• **WHAT THIS TASK INVOLVES**
If a line in the entries contains the string "name", include that line in your answer.

Data records for software interfaces:

□ □ □ □

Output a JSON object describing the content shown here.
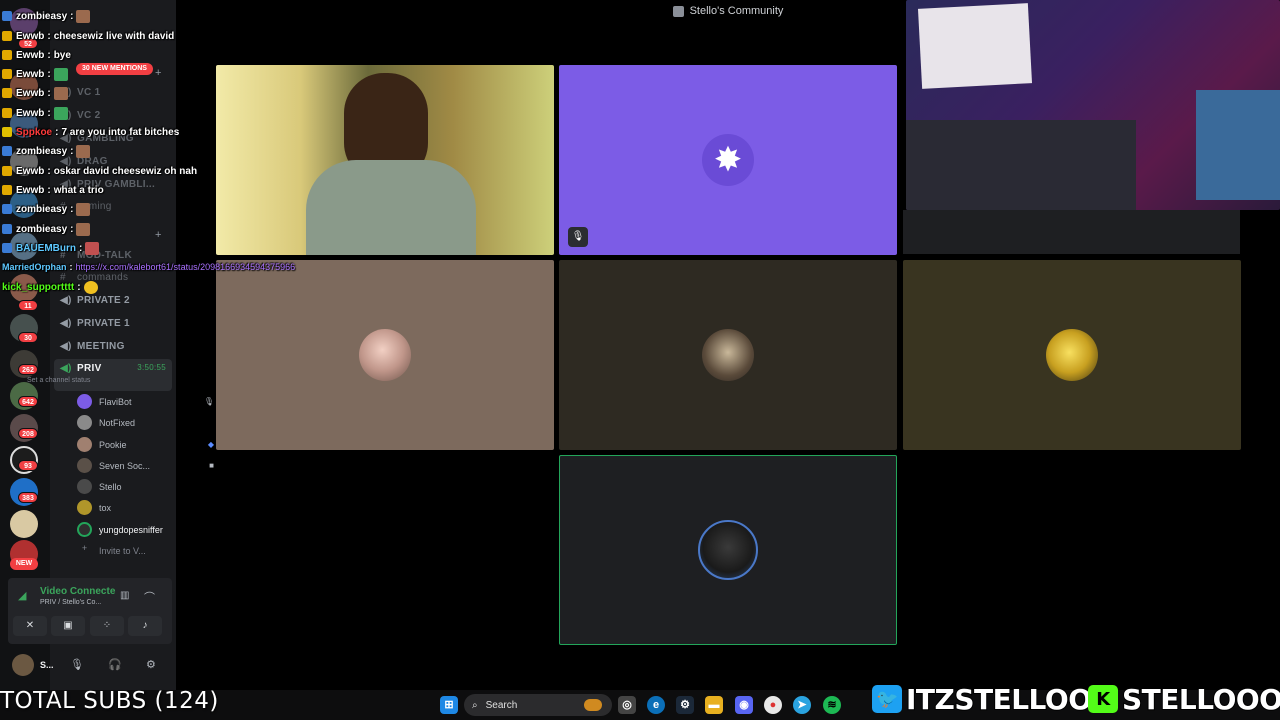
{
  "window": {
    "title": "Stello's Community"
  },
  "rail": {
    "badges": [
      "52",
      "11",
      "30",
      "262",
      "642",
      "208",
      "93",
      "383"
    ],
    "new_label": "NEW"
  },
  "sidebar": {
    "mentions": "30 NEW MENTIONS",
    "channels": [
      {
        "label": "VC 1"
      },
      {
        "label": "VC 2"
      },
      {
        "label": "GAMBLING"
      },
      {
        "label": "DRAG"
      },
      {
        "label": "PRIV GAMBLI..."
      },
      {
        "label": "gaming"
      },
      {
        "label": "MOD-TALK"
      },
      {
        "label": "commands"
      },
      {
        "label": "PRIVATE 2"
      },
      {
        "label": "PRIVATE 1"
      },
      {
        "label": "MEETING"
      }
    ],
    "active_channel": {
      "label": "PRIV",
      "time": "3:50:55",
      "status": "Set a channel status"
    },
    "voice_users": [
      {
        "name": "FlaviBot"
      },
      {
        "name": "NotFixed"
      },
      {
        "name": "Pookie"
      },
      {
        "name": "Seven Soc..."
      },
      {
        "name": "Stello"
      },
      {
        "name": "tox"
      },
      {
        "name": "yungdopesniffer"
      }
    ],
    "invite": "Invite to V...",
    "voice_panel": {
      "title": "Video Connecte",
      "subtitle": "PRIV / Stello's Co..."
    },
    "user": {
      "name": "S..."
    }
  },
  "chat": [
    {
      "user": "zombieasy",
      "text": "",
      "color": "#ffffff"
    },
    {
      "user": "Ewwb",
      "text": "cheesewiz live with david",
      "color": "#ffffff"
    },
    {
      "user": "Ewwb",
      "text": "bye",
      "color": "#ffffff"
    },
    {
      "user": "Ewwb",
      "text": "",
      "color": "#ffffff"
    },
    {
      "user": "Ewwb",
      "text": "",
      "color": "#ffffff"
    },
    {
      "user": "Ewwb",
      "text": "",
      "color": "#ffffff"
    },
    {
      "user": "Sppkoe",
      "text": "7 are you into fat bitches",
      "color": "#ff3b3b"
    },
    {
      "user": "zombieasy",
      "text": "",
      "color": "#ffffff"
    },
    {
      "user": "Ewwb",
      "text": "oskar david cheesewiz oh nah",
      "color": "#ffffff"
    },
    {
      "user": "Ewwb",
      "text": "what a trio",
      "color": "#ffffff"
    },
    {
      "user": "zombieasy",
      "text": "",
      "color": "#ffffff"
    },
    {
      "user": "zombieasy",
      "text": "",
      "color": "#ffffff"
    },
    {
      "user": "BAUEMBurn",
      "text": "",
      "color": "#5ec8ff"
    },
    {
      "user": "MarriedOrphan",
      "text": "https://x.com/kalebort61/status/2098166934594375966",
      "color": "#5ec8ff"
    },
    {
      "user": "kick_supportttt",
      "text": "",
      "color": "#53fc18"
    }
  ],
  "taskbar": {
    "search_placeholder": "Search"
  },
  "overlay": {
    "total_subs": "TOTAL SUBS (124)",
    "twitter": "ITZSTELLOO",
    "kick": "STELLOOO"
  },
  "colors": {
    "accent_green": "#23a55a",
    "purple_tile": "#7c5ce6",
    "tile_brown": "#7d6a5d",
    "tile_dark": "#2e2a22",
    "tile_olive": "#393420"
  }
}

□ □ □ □

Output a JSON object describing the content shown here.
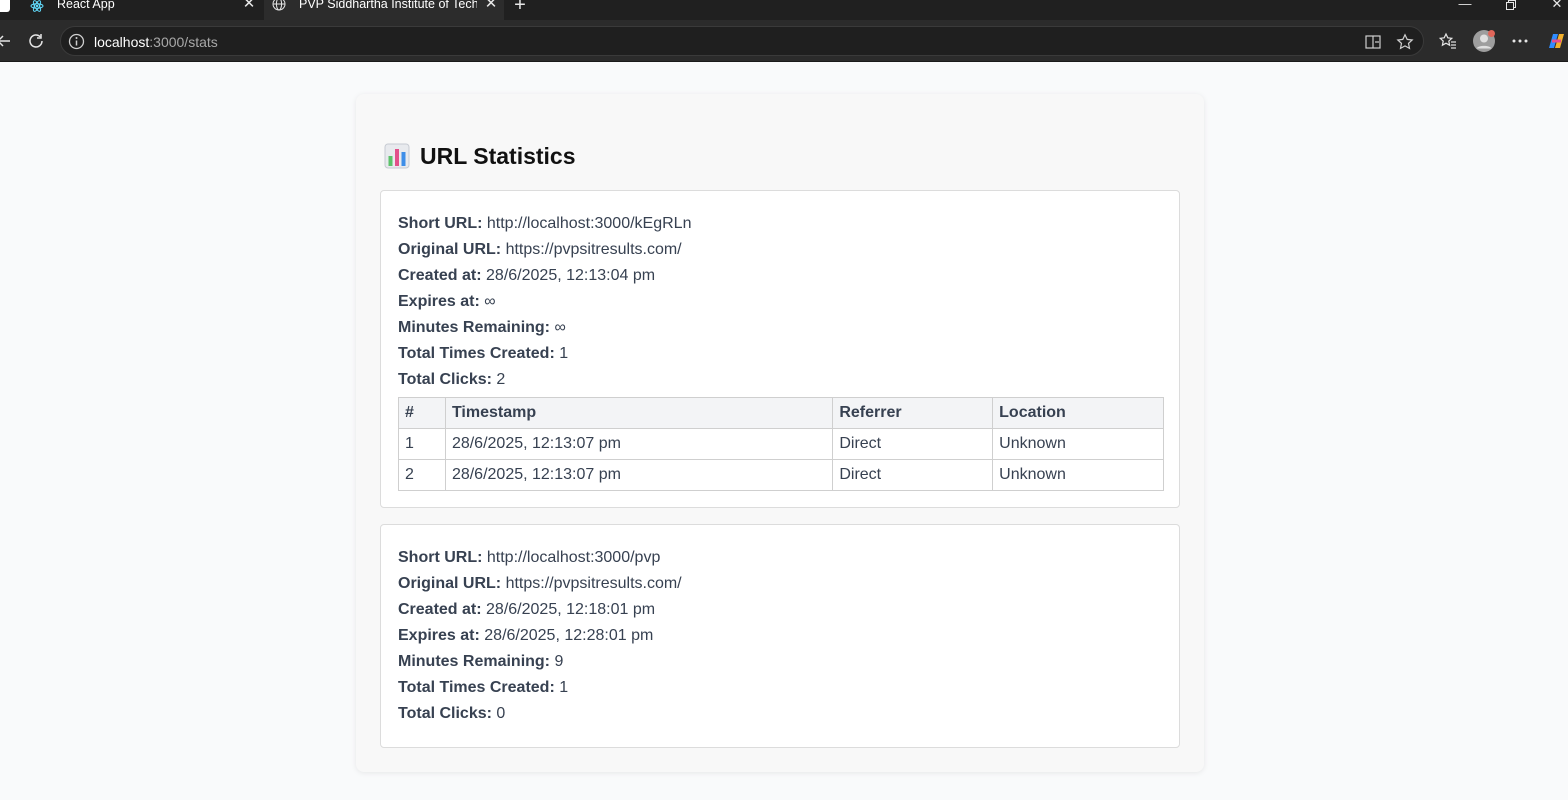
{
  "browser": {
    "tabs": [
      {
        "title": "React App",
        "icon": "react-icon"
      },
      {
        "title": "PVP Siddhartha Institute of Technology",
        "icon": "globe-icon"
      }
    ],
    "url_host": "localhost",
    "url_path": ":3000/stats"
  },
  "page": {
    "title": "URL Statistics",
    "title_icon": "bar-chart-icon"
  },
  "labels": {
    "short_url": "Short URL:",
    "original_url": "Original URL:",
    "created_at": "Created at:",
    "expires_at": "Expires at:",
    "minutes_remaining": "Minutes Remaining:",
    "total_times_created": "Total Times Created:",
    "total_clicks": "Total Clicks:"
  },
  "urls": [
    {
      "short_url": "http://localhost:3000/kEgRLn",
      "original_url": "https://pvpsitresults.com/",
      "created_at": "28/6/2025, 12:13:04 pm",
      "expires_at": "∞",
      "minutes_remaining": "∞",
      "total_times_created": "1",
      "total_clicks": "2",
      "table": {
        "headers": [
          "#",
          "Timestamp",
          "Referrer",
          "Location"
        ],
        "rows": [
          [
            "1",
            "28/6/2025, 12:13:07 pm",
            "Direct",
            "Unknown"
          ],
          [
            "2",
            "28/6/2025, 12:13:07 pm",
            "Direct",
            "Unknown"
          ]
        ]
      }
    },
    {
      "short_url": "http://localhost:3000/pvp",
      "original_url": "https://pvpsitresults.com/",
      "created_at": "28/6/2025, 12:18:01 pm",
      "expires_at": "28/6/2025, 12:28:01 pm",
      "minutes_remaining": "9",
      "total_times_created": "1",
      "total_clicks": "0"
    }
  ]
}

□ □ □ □

• **WRITTEN ANSWER**
        "name": "FlaviBot"
        "name": "NotFixed"
        "name": "Pookie"
        "name": "Seven Soc..."
        "name": "Stello"
        "name": "tox"
        "name": "yungdopesniffer"
      "name": "S..."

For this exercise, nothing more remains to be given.